This man was disgusted by the sight of a black guy walking with a pregnant white woman. He took a cellphone photo of them, and posted in craigslist "men seeking women" with the title "If this pic makes you sick you might be the girl for me."

So even racists need love. Any women out there want to catch this prize bachelor? Or at the very least, make his life a living hell?

chauncey devega said...

I am sure there are white supremacist dating sites...hmmm I just got an idea.

chauncey devega said...

He seems like a nice guy. That is the point. There are "nice" racists, sexists, homophobes, bigots, etc. I am really concerned about the big picture and how our schools that in embracing STEM at all costs, no child left behind, and other programs are just glorified trade academies that are not teaching people how to think.

chauncey devega said...

Goodness. How did someone who is supposed to know better rationalize this mess?

chauncey devega said...

What are your thoughts about thy "why couldn't they?"

joe manning said...

Its a case of expanding the objective at the expense of the subjective, supplanting morality with immorality. Sadly most young folks don't get to go to college to learn basic Soc 101. There's too much dog eat dog and not near enough love in the real world.

grumpyrumblings said...

It is a complete mystery to me-- especially since as economists we tend to believe people are what their actions say they are, not whatever they claim is in their hearts. You're a puppy-kicker if you kick puppies, even if it makes you sad when you do it. Not about racism, but we discuss this whole heart vs action thing here:

One of my more enlightened male economist friends says male economists tend to have blinders on and start thinking irrationally whenever research is about gender. I'm willing to be the same is true about race for many of them. (Though they mostly know they're not supposed to say overtly racist things.) That usually means blaming "pre-labor market conditions" (aka schooling and housing segregation) for differences in outcomes. A lot of people were shocked when Bertrand and Mullainathan recently showed that racism still exists for realz. (And a lot of them thought B&M were the first people to show that outcome(!) )

It's embarrassing. I apologize on behalf of economists.

Amaryllis said...

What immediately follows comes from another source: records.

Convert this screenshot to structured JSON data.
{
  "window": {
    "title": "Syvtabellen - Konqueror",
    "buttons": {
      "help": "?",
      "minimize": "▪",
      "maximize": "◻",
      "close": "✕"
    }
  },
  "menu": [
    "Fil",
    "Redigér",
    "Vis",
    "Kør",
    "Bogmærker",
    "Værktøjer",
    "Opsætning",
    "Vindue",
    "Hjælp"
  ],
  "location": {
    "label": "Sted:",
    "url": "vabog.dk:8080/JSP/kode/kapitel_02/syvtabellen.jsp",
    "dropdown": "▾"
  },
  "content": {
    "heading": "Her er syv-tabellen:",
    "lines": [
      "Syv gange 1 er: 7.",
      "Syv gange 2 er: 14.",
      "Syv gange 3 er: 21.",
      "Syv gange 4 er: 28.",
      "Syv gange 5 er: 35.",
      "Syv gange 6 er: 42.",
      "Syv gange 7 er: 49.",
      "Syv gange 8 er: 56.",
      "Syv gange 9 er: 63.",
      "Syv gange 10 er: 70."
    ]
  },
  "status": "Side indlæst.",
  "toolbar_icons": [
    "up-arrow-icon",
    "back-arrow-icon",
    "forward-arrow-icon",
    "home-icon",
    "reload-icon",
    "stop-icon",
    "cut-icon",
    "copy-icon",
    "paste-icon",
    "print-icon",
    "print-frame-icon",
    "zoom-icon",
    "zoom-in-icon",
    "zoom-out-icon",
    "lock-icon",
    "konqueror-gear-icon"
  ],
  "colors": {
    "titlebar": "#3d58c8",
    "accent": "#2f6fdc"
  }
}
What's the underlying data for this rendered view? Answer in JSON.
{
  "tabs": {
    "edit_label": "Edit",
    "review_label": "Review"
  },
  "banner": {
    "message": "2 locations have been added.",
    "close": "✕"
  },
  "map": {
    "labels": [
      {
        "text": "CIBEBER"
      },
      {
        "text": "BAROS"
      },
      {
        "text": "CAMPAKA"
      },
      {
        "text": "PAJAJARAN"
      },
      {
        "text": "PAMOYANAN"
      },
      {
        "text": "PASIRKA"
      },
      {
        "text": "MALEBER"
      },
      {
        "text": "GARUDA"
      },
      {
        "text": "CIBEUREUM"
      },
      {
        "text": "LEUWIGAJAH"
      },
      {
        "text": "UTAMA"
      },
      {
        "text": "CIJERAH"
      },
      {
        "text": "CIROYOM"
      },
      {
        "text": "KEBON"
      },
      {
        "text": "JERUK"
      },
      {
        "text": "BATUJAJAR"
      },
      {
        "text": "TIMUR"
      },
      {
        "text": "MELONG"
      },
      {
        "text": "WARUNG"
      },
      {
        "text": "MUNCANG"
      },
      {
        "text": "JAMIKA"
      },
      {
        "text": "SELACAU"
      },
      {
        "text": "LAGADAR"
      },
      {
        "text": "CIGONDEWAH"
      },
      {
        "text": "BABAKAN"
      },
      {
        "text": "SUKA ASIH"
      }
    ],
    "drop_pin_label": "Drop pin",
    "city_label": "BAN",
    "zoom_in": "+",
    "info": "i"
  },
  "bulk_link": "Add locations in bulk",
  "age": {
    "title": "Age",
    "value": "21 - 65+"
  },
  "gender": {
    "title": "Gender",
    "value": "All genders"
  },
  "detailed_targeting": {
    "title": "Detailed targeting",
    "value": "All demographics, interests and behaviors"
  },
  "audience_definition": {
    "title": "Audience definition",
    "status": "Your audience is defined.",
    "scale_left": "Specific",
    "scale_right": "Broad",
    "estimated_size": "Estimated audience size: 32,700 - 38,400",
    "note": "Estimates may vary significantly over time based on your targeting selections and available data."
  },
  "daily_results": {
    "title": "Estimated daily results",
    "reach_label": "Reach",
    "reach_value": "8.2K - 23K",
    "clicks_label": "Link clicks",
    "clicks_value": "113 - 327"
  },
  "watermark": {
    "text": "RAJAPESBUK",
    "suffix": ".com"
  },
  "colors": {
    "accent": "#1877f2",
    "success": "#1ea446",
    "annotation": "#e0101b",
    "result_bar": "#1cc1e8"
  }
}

De-lurking to ask if you might have asked your student why he thinks that "on-line" isn't "real." How much of his own time does he spend on-line, for instance?

Many of us work on-line, socialize on-line, get the news on-line, discuss politics and art and life in general on-line.

To quote Greta Christina"Think about what it would be like if every time you went to work, every time you went out with friends, every time you went out to get a newspaper, every time you went on a charity walkathon, every time you went to a neighborhood meeting to plan the new public park, you had people screaming at you how worthless you are, how ugly you are, how much they hate you, how much they want to torture and rape and kill you."

fred ceely said...

It seems to be about the Not-Getting-Caught. The Not-Having-To-Own-Your-Statements. Anonymous or not, the intent and the ownership seem to be the same, don't they? And the hurt is real, and intended.

Thanks for the clarification about neoliberalism re: academia. A fine statement of the problem.

notconvincedgranny said...

That young man is the worst kind of troll - the kind who genuinely believes there is nothing wrong.